But of course! The EU made sure everybody understands they wouldn’t push for this thing to go through and they are willing to forget everything. What they aren’t willing to is giving in to unreasonable demands, but then this simple idea gets presented as “oh but the EU is so unreasonable” to the British people. Mind blown…
And then of course that BS about “we honor the decision of the people” when in fact it’s always been a petty war between rich mofos in high places, using (and manipulating) the people just because, or else it would’ve been handled with honor and dignity. I wanna throw up.
Disclaimer: I have family in London, the youngest of whom is a British citizen even, and I tend to hate them being screwed over.
True, but what is legal and what is acceptable though are two different things. Those who voted leave would feel thoroughly betrayed if it was revoked (especially at this late stage) and big questions about how parliamentary democracy is performed would be asked.
Well, that’s not all that sure at this point anymore. It was a stupid
hard fork referendum with simple majority and it ended up a real narrow win even against all the heaps of promises that are now clear would not be kept. That’s plenty of reason to think the ratio between stay and leave might’ve changed significantly.
That is true, but is Brexit more acceptable (with the current knowledge of it)? A difficult decision to make…
My opinion is that we have made our bed and now we need to lie in it. There will be pros and cons of leaving and there will certainly be a shock to the economy. However, longer term rebuilding will inevitably start and a new chapter can begin. Sometimes a shake up seeds new ideas and change.
Backing out at the 11th hour, after all of the pain over the last 3 years, with a nation still divided and democracy on the edge of an abyss… what positive result can come from this? I feel we just need to see where leaving takes us now and try to make the most of it (ofc, many will not share my opinion though!).
Exactly. The nation is already screwed with regards to politics, government, and so on. But going forward in the current state (no deal, nothing) will screw it over economically as well. It’s not something worth experimenting over “well, let see where it leads” style. Sometimes cutting losses and backing out is the best one can do.
What I majorly can’t understand is, what’s the big deal about asking the people again? I would understand the unwillingness if things were going swell but it’s an inglorious clusterfuck so pushing it with such vehemence without knowing people are still on board with the idea is anything but justified.
The goverments are much more less popular after few months after election. So if they allow another EU referrendum, they will show that it is worth to go to the streets and demonstrate…Unfortunetelly they do not want.

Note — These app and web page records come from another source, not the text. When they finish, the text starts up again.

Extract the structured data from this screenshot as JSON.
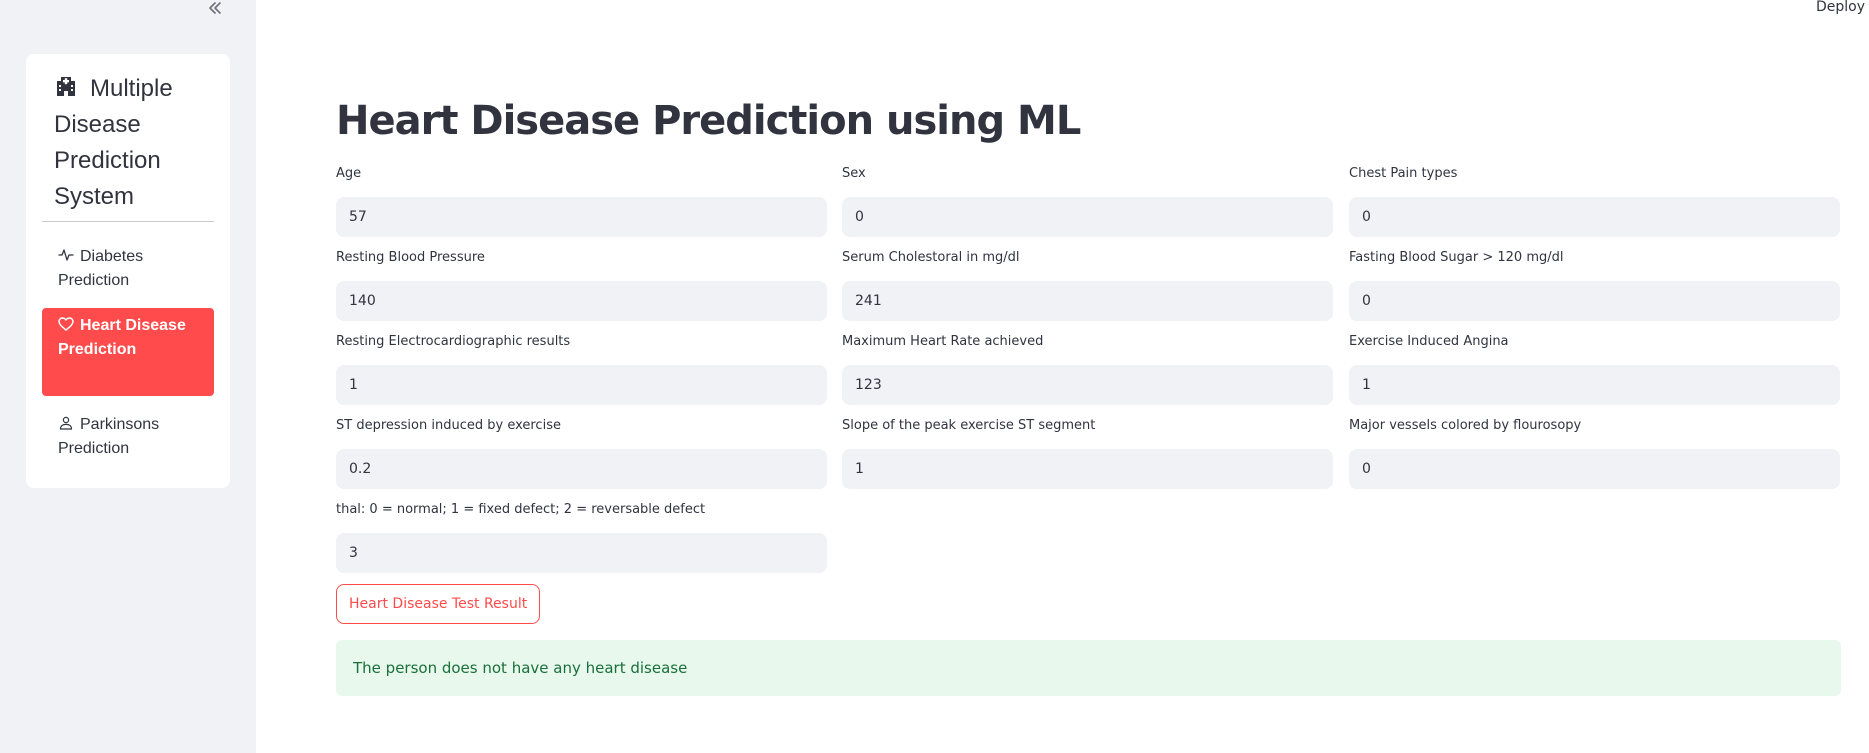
{
  "header": {
    "deploy_label": "Deploy"
  },
  "sidebar": {
    "collapse_icon": "double-chevron-left-icon",
    "title": "Multiple Disease Prediction System",
    "title_icon": "hospital-icon",
    "items": [
      {
        "label": "Diabetes Prediction",
        "icon": "activity-icon",
        "selected": false
      },
      {
        "label": "Heart Disease Prediction",
        "icon": "heart-icon",
        "selected": true
      },
      {
        "label": "Parkinsons Prediction",
        "icon": "person-icon",
        "selected": false
      }
    ],
    "selected_color": "#ff4b4b"
  },
  "main": {
    "title": "Heart Disease Prediction using ML",
    "fields": [
      {
        "label": "Age",
        "value": "57"
      },
      {
        "label": "Sex",
        "value": "0"
      },
      {
        "label": "Chest Pain types",
        "value": "0"
      },
      {
        "label": "Resting Blood Pressure",
        "value": "140"
      },
      {
        "label": "Serum Cholestoral in mg/dl",
        "value": "241"
      },
      {
        "label": "Fasting Blood Sugar > 120 mg/dl",
        "value": "0"
      },
      {
        "label": "Resting Electrocardiographic results",
        "value": "1"
      },
      {
        "label": "Maximum Heart Rate achieved",
        "value": "123"
      },
      {
        "label": "Exercise Induced Angina",
        "value": "1"
      },
      {
        "label": "ST depression induced by exercise",
        "value": "0.2"
      },
      {
        "label": "Slope of the peak exercise ST segment",
        "value": "1"
      },
      {
        "label": "Major vessels colored by flourosopy",
        "value": "0"
      },
      {
        "label": "thal: 0 = normal; 1 = fixed defect; 2 = reversable defect",
        "value": "3"
      }
    ],
    "submit_label": "Heart Disease Test Result",
    "result_message": "The person does not have any heart disease",
    "accent_color": "#ff4b4b",
    "success_color": "#18703a"
  }
}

I thought that they will have rights like Switzerland and Norway or better, but EU do not want show, that it is worth to leave EU, so they push GB to no leave EU or with quite bad deal.
Oops. Didn’t mean too. I was originally commenting on the weakness of the current internet to operate under load/dos-ish use.
The big deal with this is that if the people vote for something the leaders dont won’t they will just faff about for 2/3 years and say we told you so listen to us we know what’s best for you. No thanks.
Yeah. The deal is that it renders referendum results irrelevant as long as the leaders (and the string-pullers) decide they will turn it into a lasting misery to fix everyone’s mind and then let them vote again, and again, and again until we get the desired result.
It’s also noteworthy that the stayers point to the current state as an argument against Brexit, when in reality, it’s just an argument against the people who should (not) make the Brexit happen.
If we really wanna act like democracy matters, then Brexit should happen and England should get to vote about joining the EU again. Silly as it sounds.